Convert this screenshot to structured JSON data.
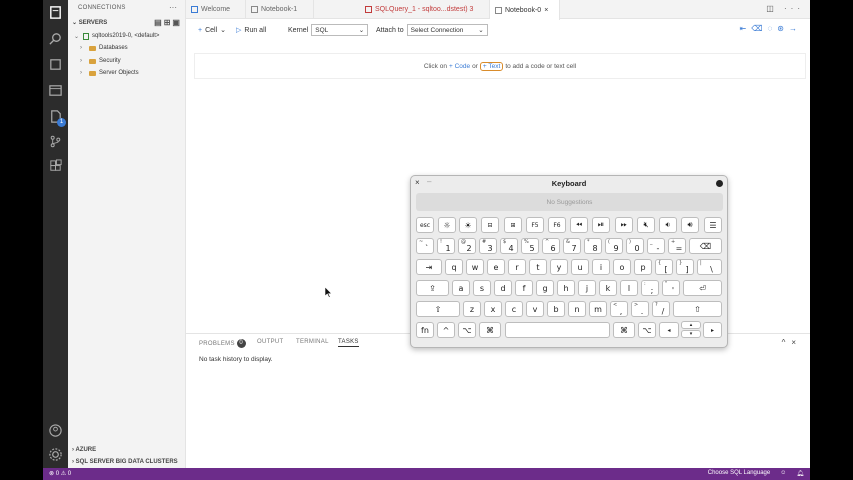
{
  "sidebar": {
    "title": "CONNECTIONS",
    "more": "···",
    "servers_header": "SERVERS",
    "server_name": "sqltools2019-0, <default>",
    "folders": [
      "Databases",
      "Security",
      "Server Objects"
    ],
    "azure": "AZURE",
    "big_data": "SQL SERVER BIG DATA CLUSTERS"
  },
  "tabs": [
    {
      "label": "Welcome"
    },
    {
      "label": "Notebook-1"
    },
    {
      "label": "SQLQuery_1 - sqltoo...dstest) 3"
    },
    {
      "label": "Notebook-0"
    }
  ],
  "toolbar": {
    "cell": "Cell",
    "run_all": "Run all",
    "kernel_label": "Kernel",
    "kernel_value": "SQL",
    "attach_label": "Attach to",
    "attach_value": "Select Connection"
  },
  "editor": {
    "pre": "Click on",
    "code": "+ Code",
    "or": "or",
    "text": "+ Text",
    "post": "to add a code or text cell"
  },
  "panel": {
    "problems": "PROBLEMS",
    "problems_count": "0",
    "output": "OUTPUT",
    "terminal": "TERMINAL",
    "tasks": "TASKS",
    "message": "No task history to display."
  },
  "status": {
    "left": "⊗ 0 ⚠ 0",
    "language": "Choose SQL Language"
  },
  "keyboard": {
    "title": "Keyboard",
    "suggestions": "No Suggestions"
  },
  "colors": {
    "status_bar": "#6c2c8a",
    "activity_bar": "#2c2c2c",
    "accent": "#3a7bd5"
  }
}
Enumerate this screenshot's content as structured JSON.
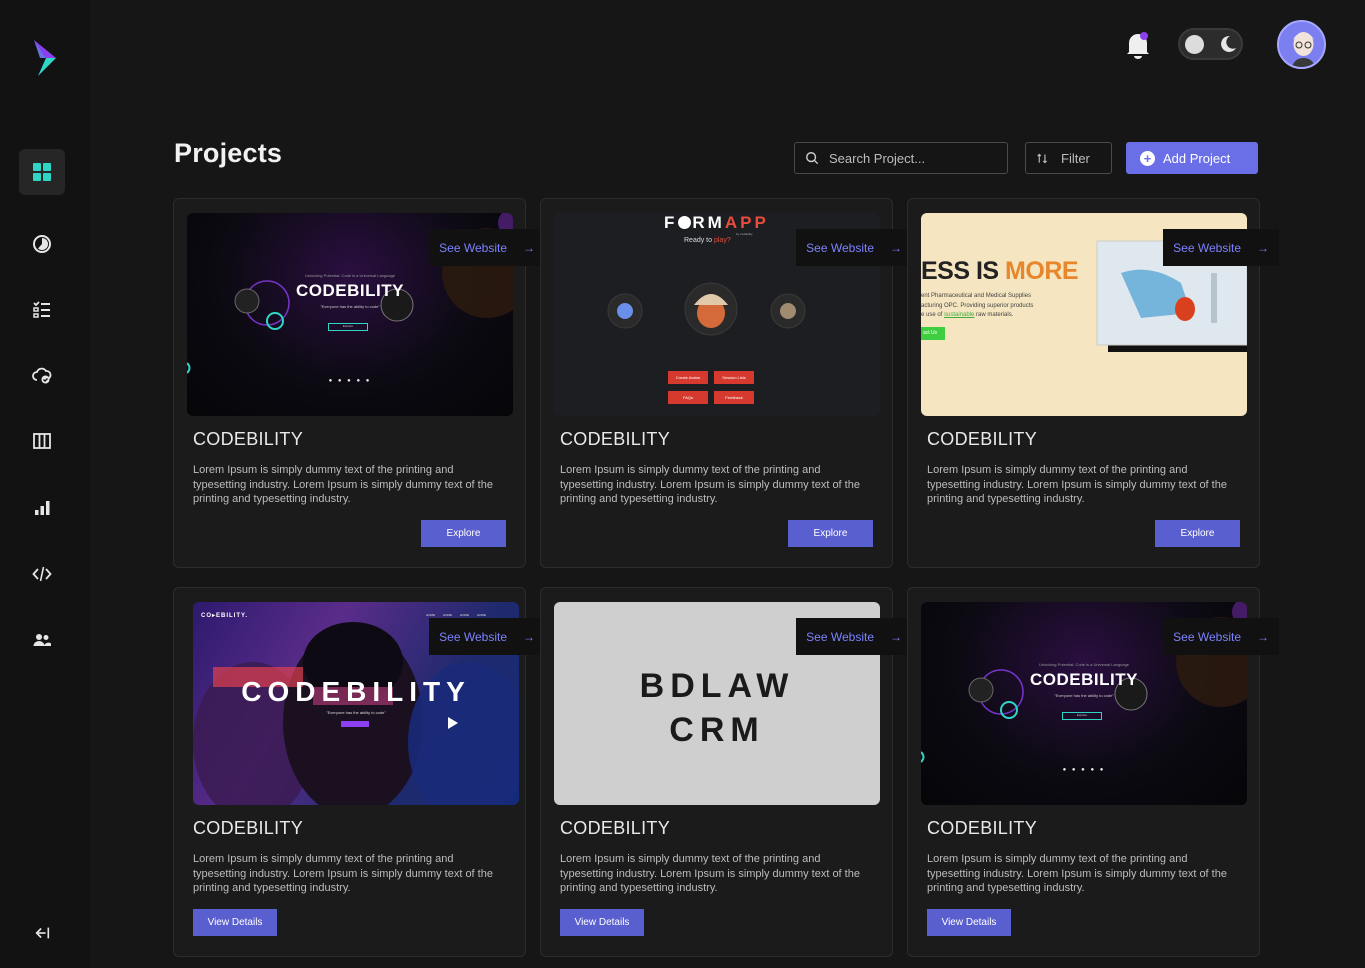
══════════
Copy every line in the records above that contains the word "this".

Convert this screenshot to structured JSON data.
Enumerate this screenshot's content as structured JSON.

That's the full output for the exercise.